== INPUT DATA ==

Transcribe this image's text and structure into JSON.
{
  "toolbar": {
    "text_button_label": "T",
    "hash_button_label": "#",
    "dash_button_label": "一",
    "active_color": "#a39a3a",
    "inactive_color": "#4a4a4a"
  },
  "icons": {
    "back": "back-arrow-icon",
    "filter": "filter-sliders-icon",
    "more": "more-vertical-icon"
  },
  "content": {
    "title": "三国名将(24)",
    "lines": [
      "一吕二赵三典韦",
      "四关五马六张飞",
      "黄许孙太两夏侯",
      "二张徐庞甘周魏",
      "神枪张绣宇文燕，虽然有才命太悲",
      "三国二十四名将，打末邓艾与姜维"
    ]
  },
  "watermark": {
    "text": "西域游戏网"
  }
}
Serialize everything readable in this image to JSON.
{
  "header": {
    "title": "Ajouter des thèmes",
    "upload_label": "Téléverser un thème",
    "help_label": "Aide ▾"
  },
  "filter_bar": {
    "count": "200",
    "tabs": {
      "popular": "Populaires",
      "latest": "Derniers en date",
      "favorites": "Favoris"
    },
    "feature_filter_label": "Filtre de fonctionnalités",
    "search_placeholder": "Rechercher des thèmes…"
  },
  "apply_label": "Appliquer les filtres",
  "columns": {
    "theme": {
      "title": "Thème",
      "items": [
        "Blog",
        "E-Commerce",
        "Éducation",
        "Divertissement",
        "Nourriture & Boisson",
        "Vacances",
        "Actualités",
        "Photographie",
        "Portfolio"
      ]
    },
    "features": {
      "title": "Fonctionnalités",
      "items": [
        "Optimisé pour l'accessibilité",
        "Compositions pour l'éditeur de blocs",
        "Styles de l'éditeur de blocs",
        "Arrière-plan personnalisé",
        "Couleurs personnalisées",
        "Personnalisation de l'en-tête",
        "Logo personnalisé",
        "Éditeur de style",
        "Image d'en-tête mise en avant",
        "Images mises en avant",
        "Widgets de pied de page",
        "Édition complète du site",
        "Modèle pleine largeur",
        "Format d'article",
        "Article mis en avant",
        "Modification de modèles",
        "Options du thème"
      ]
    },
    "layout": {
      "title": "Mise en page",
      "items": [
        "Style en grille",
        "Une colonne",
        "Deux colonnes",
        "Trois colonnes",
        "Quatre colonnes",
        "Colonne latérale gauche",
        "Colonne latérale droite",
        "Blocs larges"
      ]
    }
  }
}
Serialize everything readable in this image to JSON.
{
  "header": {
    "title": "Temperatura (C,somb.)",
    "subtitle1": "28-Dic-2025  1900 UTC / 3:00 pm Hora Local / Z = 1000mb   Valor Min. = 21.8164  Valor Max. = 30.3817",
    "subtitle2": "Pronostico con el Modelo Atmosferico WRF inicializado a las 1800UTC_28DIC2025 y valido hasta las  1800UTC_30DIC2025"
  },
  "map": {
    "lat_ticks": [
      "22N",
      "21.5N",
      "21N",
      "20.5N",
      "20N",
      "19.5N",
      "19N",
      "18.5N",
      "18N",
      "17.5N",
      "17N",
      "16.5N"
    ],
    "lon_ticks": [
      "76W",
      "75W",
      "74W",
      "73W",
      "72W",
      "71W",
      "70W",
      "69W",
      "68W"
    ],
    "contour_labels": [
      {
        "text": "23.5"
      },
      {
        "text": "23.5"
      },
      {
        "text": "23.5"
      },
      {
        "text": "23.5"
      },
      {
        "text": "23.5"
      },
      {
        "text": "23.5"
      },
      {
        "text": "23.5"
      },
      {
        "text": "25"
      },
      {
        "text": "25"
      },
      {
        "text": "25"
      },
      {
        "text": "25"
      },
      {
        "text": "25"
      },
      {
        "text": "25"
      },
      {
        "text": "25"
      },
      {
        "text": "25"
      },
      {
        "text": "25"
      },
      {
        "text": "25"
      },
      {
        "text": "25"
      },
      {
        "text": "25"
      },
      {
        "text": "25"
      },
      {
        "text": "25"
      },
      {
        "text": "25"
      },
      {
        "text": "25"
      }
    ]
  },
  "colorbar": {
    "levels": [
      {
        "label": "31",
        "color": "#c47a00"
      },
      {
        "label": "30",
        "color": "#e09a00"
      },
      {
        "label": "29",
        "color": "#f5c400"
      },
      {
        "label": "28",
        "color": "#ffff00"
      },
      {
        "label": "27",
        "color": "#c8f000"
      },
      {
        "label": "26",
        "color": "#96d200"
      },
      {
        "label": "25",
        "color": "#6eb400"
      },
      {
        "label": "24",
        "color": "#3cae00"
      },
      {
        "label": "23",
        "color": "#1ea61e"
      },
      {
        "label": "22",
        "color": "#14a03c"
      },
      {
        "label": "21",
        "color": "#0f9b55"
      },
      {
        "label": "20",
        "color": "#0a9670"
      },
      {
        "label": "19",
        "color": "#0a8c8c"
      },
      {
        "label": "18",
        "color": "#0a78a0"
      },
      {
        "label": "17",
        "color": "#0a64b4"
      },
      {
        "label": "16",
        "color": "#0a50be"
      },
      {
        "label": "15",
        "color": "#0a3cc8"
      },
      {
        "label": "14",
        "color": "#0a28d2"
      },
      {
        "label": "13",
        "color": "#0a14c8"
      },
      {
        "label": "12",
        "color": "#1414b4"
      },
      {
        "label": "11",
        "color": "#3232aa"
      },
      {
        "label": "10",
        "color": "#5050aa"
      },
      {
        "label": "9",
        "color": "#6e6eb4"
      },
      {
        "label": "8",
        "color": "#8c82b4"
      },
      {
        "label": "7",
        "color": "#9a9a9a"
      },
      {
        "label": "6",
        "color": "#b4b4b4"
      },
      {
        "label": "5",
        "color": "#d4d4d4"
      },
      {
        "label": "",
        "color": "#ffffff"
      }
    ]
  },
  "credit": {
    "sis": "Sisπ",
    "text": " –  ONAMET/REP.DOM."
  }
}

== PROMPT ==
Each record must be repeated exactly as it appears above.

== REPLY ==
Transcribe this image's text and structure into JSON.
{
  "toolbar": {
    "text_button_label": "T",
    "hash_button_label": "#",
    "dash_button_label": "一",
    "active_color": "#a39a3a",
    "inactive_color": "#4a4a4a"
  },
  "icons": {
    "back": "back-arrow-icon",
    "filter": "filter-sliders-icon",
    "more": "more-vertical-icon"
  },
  "content": {
    "title": "三国名将(24)",
    "lines": [
      "一吕二赵三典韦",
      "四关五马六张飞",
      "黄许孙太两夏侯",
      "二张徐庞甘周魏",
      "神枪张绣宇文燕，虽然有才命太悲",
      "三国二十四名将，打末邓艾与姜维"
    ]
  },
  "watermark": {
    "text": "西域游戏网"
  }
}
Serialize everything readable in this image to JSON.
{
  "header": {
    "title": "Ajouter des thèmes",
    "upload_label": "Téléverser un thème",
    "help_label": "Aide ▾"
  },
  "filter_bar": {
    "count": "200",
    "tabs": {
      "popular": "Populaires",
      "latest": "Derniers en date",
      "favorites": "Favoris"
    },
    "feature_filter_label": "Filtre de fonctionnalités",
    "search_placeholder": "Rechercher des thèmes…"
  },
  "apply_label": "Appliquer les filtres",
  "columns": {
    "theme": {
      "title": "Thème",
      "items": [
        "Blog",
        "E-Commerce",
        "Éducation",
        "Divertissement",
        "Nourriture & Boisson",
        "Vacances",
        "Actualités",
        "Photographie",
        "Portfolio"
      ]
    },
    "features": {
      "title": "Fonctionnalités",
      "items": [
        "Optimisé pour l'accessibilité",
        "Compositions pour l'éditeur de blocs",
        "Styles de l'éditeur de blocs",
        "Arrière-plan personnalisé",
        "Couleurs personnalisées",
        "Personnalisation de l'en-tête",
        "Logo personnalisé",
        "Éditeur de style",
        "Image d'en-tête mise en avant",
        "Images mises en avant",
        "Widgets de pied de page",
        "Édition complète du site",
        "Modèle pleine largeur",
        "Format d'article",
        "Article mis en avant",
        "Modification de modèles",
        "Options du thème"
      ]
    },
    "layout": {
      "title": "Mise en page",
      "items": [
        "Style en grille",
        "Une colonne",
        "Deux colonnes",
        "Trois colonnes",
        "Quatre colonnes",
        "Colonne latérale gauche",
        "Colonne latérale droite",
        "Blocs larges"
      ]
    }
  }
}
Serialize everything readable in this image to JSON.
{
  "header": {
    "title": "Temperatura (C,somb.)",
    "subtitle1": "28-Dic-2025  1900 UTC / 3:00 pm Hora Local / Z = 1000mb   Valor Min. = 21.8164  Valor Max. = 30.3817",
    "subtitle2": "Pronostico con el Modelo Atmosferico WRF inicializado a las 1800UTC_28DIC2025 y valido hasta las  1800UTC_30DIC2025"
  },
  "map": {
    "lat_ticks": [
      "22N",
      "21.5N",
      "21N",
      "20.5N",
      "20N",
      "19.5N",
      "19N",
      "18.5N",
      "18N",
      "17.5N",
      "17N",
      "16.5N"
    ],
    "lon_ticks": [
      "76W",
      "75W",
      "74W",
      "73W",
      "72W",
      "71W",
      "70W",
      "69W",
      "68W"
    ],
    "contour_labels": [
      {
        "text": "23.5"
      },
      {
        "text": "23.5"
      },
      {
        "text": "23.5"
      },
      {
        "text": "23.5"
      },
      {
        "text": "23.5"
      },
      {
        "text": "23.5"
      },
      {
        "text": "23.5"
      },
      {
        "text": "25"
      },
      {
        "text": "25"
      },
      {
        "text": "25"
      },
      {
        "text": "25"
      },
      {
        "text": "25"
      },
      {
        "text": "25"
      },
      {
        "text": "25"
      },
      {
        "text": "25"
      },
      {
        "text": "25"
      },
      {
        "text": "25"
      },
      {
        "text": "25"
      },
      {
        "text": "25"
      },
      {
        "text": "25"
      },
      {
        "text": "25"
      },
      {
        "text": "25"
      },
      {
        "text": "25"
      }
    ]
  },
  "colorbar": {
    "levels": [
      {
        "label": "31",
        "color": "#c47a00"
      },
      {
        "label": "30",
        "color": "#e09a00"
      },
      {
        "label": "29",
        "color": "#f5c400"
      },
      {
        "label": "28",
        "color": "#ffff00"
      },
      {
        "label": "27",
        "color": "#c8f000"
      },
      {
        "label": "26",
        "color": "#96d200"
      },
      {
        "label": "25",
        "color": "#6eb400"
      },
      {
        "label": "24",
        "color": "#3cae00"
      },
      {
        "label": "23",
        "color": "#1ea61e"
      },
      {
        "label": "22",
        "color": "#14a03c"
      },
      {
        "label": "21",
        "color": "#0f9b55"
      },
      {
        "label": "20",
        "color": "#0a9670"
      },
      {
        "label": "19",
        "color": "#0a8c8c"
      },
      {
        "label": "18",
        "color": "#0a78a0"
      },
      {
        "label": "17",
        "color": "#0a64b4"
      },
      {
        "label": "16",
        "color": "#0a50be"
      },
      {
        "label": "15",
        "color": "#0a3cc8"
      },
      {
        "label": "14",
        "color": "#0a28d2"
      },
      {
        "label": "13",
        "color": "#0a14c8"
      },
      {
        "label": "12",
        "color": "#1414b4"
      },
      {
        "label": "11",
        "color": "#3232aa"
      },
      {
        "label": "10",
        "color": "#5050aa"
      },
      {
        "label": "9",
        "color": "#6e6eb4"
      },
      {
        "label": "8",
        "color": "#8c82b4"
      },
      {
        "label": "7",
        "color": "#9a9a9a"
      },
      {
        "label": "6",
        "color": "#b4b4b4"
      },
      {
        "label": "5",
        "color": "#d4d4d4"
      },
      {
        "label": "",
        "color": "#ffffff"
      }
    ]
  },
  "credit": {
    "sis": "Sisπ",
    "text": " –  ONAMET/REP.DOM."
  }
}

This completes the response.